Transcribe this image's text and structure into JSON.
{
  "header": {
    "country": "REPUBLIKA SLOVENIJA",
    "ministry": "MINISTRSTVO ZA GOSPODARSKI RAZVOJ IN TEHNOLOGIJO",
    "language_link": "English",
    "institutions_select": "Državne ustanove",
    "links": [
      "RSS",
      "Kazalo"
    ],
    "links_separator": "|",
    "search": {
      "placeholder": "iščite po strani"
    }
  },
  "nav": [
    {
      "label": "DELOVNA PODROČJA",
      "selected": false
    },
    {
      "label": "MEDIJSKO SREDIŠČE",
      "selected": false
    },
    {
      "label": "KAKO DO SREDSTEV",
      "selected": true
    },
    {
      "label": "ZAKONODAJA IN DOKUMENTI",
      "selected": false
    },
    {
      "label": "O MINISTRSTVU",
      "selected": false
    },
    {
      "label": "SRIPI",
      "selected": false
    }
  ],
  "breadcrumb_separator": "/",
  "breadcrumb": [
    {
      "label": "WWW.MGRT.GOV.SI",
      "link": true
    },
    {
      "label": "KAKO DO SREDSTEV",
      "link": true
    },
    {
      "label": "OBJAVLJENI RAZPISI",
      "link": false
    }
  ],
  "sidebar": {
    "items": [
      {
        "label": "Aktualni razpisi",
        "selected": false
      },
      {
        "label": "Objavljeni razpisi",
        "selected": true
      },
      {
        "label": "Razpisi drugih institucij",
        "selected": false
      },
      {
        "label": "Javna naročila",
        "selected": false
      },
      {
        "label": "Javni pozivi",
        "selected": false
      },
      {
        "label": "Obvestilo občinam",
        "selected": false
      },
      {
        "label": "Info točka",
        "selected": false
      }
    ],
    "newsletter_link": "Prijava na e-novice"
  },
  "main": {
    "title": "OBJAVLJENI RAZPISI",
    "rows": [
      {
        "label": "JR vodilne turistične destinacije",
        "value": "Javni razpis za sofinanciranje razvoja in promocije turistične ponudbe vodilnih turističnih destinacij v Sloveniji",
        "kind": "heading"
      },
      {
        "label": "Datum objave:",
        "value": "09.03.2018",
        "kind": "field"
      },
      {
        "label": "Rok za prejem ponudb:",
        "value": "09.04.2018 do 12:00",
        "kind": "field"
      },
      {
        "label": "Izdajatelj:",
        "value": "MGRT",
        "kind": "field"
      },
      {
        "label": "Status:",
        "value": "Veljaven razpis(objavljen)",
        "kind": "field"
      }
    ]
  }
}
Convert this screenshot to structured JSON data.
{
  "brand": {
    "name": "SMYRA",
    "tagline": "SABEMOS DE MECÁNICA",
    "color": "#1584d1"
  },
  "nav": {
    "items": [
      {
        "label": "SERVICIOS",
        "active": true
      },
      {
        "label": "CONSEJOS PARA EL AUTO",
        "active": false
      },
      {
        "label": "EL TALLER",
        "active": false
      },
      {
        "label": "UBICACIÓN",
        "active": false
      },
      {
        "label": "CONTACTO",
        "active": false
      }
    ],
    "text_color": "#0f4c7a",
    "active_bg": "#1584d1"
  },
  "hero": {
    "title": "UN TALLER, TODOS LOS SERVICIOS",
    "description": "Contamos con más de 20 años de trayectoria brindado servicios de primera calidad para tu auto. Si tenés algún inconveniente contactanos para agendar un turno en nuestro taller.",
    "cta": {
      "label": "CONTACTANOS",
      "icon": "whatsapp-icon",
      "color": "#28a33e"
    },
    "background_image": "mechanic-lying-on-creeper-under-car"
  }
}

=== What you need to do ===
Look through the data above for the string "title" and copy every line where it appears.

=== Response for this exercise ===
    "title": "OBJAVLJENI RAZPISI",
    "title": "UN TALLER, TODOS LOS SERVICIOS",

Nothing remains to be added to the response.